- EXERCISE INPUTS
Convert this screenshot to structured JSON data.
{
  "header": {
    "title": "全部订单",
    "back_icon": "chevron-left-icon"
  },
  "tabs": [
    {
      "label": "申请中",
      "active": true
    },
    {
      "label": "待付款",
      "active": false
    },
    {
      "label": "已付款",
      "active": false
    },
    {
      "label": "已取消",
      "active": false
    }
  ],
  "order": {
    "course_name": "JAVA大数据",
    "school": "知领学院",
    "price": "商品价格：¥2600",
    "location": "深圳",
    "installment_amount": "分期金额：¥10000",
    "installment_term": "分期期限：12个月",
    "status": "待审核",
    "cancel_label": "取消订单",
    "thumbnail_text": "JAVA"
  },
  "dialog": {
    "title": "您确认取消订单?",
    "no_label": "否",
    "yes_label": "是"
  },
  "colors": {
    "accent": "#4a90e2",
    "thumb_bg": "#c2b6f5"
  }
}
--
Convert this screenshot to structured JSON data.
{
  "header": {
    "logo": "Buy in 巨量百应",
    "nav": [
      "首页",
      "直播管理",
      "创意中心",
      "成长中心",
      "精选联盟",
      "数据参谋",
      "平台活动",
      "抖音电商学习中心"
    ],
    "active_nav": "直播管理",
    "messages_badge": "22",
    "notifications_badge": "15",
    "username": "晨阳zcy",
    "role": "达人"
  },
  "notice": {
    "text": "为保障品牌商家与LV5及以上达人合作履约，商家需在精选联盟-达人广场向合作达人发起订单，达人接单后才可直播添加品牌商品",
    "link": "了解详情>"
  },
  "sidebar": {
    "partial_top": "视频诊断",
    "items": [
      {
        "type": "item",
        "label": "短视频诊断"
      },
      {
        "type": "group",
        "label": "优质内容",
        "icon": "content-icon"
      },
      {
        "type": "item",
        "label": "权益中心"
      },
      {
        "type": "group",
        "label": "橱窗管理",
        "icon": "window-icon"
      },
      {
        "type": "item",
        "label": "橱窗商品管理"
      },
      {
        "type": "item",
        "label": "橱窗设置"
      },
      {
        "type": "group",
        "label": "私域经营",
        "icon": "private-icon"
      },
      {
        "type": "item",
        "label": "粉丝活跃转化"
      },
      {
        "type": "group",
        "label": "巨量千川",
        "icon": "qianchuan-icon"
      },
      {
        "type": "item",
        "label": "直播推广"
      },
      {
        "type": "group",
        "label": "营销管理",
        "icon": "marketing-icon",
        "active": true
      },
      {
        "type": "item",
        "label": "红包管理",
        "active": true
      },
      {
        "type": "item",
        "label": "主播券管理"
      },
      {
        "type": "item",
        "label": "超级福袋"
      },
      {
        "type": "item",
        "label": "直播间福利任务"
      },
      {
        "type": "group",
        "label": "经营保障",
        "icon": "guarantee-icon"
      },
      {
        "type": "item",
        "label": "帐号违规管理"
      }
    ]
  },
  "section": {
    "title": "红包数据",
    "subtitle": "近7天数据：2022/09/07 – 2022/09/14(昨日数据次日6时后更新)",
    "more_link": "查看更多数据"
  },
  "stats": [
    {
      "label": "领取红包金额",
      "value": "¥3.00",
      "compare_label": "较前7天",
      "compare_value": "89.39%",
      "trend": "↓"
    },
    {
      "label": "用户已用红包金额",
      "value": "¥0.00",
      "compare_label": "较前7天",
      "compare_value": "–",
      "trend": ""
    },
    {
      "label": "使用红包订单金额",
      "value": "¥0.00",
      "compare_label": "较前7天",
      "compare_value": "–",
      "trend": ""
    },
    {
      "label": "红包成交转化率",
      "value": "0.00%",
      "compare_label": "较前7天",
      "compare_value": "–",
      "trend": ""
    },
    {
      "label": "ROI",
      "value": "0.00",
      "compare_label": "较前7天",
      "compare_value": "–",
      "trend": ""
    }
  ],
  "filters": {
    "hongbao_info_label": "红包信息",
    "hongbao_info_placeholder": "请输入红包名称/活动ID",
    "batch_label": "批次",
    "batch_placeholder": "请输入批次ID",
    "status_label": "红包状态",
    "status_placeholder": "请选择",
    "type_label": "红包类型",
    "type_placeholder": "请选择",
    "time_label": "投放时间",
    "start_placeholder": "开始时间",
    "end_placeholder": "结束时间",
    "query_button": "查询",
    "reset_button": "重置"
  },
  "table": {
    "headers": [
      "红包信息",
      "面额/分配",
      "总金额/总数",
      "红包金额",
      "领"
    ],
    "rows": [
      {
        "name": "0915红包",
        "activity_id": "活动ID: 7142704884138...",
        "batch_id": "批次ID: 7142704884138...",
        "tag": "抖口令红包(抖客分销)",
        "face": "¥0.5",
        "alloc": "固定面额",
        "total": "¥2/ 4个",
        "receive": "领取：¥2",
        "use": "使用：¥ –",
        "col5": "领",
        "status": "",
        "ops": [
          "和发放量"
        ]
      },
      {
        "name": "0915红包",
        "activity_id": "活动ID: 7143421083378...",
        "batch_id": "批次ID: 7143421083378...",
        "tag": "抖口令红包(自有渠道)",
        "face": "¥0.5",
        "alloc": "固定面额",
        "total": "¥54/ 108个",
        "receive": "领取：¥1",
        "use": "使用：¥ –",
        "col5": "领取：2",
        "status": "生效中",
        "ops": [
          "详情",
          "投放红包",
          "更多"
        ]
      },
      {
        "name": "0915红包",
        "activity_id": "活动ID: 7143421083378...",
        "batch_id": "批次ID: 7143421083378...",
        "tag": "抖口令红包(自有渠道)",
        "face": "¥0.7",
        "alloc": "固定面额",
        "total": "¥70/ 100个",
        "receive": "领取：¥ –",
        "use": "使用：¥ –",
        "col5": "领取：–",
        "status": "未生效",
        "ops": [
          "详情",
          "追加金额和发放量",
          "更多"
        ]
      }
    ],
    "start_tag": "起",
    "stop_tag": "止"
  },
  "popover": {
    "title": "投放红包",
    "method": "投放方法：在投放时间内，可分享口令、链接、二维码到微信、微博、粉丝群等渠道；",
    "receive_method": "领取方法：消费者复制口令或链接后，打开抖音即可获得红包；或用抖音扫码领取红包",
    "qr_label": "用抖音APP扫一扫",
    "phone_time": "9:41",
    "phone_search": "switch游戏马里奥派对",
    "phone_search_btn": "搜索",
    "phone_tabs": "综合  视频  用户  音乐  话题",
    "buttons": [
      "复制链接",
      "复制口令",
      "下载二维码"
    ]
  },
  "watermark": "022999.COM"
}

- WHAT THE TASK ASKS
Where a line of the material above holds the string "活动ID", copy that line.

- TASK RESPONSE
    "hongbao_info_placeholder": "请输入红包名称/活动ID",
        "activity_id": "活动ID: 7142704884138...",
        "activity_id": "活动ID: 7143421083378...",
        "activity_id": "活动ID: 7143421083378...",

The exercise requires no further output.